Work item
Go through the material under this sentence. Return every line holding "main".

Task input

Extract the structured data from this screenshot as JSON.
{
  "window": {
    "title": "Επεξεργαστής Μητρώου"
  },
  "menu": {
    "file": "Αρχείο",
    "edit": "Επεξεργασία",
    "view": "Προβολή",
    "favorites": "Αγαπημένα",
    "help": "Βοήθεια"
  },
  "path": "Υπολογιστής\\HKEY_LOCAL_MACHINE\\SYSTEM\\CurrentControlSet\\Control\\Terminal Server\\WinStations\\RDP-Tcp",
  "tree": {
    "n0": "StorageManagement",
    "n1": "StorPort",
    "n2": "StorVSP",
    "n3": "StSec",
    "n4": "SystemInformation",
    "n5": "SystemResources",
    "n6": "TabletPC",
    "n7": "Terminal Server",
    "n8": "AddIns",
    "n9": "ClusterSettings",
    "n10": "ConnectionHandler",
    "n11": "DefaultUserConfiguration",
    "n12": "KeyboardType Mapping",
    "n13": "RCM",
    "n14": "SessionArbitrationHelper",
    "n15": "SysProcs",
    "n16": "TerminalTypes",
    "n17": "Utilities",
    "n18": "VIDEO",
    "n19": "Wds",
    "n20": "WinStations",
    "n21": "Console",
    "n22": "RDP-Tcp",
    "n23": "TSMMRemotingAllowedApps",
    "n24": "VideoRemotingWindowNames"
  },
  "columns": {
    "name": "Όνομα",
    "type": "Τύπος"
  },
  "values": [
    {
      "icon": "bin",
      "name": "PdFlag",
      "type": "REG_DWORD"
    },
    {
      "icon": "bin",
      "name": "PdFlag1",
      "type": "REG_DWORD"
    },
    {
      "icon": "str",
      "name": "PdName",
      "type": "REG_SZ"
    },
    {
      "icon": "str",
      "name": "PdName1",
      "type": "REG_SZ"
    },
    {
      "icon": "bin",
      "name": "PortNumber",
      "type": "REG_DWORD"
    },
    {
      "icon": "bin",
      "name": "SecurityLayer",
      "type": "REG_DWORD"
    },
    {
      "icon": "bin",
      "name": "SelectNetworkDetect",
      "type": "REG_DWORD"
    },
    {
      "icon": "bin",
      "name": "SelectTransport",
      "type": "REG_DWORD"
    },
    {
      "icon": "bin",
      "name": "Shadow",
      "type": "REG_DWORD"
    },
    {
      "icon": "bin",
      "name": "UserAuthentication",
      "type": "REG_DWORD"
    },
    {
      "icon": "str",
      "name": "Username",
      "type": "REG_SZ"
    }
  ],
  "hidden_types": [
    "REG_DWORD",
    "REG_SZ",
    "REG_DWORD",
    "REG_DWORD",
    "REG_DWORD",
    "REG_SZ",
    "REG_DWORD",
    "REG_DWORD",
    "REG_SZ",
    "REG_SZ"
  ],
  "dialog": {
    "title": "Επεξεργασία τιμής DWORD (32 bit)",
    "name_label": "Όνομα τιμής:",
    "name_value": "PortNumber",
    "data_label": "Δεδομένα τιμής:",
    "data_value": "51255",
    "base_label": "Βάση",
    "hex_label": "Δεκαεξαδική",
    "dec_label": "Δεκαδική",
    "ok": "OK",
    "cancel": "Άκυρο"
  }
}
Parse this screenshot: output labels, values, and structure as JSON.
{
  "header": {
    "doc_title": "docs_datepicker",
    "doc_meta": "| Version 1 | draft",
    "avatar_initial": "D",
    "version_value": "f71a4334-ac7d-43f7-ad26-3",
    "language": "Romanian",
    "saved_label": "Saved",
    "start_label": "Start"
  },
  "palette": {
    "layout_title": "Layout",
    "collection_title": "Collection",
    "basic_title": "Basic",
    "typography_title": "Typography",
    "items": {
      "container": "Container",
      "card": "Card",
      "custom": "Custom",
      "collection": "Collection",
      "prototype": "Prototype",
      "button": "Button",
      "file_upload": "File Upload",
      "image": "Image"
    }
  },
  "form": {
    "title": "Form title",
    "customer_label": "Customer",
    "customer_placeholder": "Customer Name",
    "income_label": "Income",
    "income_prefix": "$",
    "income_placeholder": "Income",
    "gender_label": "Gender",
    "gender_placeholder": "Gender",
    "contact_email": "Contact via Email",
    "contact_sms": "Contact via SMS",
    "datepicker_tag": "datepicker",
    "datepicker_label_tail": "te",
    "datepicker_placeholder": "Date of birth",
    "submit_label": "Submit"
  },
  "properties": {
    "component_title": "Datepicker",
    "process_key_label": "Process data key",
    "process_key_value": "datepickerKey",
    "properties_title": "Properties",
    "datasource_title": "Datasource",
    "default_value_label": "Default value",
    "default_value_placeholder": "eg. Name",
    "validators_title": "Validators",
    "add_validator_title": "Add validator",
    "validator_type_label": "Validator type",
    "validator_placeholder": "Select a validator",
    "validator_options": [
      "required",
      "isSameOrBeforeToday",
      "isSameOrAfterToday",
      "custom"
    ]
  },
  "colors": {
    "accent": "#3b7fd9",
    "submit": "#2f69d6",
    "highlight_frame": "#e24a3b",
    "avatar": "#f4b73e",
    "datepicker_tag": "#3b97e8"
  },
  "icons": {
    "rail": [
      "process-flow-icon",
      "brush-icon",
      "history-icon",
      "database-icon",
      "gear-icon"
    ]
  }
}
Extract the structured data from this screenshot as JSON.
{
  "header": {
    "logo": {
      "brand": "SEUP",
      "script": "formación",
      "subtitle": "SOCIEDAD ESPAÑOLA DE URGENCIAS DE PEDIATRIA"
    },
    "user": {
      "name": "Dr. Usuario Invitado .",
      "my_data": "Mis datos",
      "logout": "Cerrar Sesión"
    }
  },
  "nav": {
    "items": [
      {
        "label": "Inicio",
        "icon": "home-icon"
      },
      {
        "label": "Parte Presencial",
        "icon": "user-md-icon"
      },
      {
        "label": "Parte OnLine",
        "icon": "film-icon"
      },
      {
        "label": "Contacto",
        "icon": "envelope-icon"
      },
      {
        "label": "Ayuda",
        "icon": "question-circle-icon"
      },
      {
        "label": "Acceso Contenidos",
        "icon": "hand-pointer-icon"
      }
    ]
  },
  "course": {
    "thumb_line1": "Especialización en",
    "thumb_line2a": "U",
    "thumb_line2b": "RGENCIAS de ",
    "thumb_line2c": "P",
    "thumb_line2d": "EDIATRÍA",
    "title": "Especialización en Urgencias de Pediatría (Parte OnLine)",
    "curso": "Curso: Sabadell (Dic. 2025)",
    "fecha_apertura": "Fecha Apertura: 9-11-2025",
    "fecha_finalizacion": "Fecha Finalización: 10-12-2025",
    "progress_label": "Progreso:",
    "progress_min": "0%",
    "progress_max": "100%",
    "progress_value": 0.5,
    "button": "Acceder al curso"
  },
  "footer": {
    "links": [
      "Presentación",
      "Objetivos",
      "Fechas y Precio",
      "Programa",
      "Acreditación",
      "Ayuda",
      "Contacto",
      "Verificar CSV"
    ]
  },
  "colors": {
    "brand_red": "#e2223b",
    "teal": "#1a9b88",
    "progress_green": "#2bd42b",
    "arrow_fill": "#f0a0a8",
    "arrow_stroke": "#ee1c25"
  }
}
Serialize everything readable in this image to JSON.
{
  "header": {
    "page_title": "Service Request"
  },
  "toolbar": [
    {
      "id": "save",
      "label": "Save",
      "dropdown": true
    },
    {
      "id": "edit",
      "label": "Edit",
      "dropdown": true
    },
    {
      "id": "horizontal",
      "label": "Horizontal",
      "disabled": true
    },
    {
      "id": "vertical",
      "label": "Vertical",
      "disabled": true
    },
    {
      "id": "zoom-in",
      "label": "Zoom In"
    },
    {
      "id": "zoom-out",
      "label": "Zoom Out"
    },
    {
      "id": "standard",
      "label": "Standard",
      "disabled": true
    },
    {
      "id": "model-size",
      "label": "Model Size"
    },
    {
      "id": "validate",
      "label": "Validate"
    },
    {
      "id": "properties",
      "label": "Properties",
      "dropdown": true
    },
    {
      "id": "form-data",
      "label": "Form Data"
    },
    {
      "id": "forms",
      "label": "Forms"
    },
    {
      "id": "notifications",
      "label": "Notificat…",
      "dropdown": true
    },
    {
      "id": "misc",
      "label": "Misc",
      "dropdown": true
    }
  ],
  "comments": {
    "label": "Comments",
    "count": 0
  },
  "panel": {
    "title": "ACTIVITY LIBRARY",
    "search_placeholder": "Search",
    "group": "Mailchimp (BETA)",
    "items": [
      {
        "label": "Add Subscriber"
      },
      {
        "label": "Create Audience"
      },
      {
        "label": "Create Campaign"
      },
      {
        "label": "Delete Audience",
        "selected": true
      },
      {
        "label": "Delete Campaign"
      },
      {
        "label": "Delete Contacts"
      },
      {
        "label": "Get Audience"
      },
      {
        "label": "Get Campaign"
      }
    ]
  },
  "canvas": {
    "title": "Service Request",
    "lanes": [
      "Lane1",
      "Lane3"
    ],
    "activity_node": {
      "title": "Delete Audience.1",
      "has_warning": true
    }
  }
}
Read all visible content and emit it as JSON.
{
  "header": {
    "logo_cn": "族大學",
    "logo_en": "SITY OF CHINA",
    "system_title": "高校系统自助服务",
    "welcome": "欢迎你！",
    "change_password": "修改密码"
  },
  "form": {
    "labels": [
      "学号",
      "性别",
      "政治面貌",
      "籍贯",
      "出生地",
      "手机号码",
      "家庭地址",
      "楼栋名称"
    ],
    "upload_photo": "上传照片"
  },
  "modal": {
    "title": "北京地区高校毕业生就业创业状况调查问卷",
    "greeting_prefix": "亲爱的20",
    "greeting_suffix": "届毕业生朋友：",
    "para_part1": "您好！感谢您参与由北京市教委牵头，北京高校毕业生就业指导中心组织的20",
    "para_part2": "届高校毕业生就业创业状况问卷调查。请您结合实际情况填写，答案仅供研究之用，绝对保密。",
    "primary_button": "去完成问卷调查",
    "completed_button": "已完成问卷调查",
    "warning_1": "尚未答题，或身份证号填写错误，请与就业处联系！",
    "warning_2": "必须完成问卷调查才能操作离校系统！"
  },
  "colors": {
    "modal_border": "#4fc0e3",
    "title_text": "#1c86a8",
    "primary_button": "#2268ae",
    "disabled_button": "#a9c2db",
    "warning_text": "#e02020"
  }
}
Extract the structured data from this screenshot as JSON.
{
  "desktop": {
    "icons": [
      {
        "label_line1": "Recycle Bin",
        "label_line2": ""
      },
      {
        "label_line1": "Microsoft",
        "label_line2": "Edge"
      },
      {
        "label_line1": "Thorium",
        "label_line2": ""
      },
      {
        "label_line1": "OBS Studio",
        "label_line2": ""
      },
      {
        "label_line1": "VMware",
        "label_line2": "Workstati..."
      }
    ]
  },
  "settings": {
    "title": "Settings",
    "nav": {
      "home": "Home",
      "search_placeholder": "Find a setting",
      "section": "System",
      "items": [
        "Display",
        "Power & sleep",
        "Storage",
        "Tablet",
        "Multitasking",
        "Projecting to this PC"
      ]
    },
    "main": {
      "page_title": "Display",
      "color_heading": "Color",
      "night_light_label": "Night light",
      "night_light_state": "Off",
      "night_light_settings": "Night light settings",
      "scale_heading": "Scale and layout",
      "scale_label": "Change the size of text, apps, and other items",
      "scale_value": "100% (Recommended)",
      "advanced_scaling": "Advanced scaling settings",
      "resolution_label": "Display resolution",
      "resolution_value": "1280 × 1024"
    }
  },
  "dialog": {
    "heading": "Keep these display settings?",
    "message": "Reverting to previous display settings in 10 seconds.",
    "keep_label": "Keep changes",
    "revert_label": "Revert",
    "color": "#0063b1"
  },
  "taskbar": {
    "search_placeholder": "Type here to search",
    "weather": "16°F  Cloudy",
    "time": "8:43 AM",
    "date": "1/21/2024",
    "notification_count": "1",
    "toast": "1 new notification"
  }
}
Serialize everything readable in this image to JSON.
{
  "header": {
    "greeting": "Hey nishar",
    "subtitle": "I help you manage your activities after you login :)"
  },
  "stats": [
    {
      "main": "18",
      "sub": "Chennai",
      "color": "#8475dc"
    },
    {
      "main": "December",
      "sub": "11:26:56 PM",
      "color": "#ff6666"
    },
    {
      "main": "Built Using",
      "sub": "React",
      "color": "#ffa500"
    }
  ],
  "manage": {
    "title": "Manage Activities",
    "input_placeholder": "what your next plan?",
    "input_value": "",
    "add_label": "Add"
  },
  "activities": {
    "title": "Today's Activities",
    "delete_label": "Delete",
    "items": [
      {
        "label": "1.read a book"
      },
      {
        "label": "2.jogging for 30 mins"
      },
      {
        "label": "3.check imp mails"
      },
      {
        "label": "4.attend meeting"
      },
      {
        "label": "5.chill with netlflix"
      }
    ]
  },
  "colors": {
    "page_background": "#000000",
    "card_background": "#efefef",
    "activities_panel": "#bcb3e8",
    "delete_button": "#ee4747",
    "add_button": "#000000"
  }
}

Completed exercise
    "main": {
      "main": "18",
      "main": "December",
      "main": "Built Using",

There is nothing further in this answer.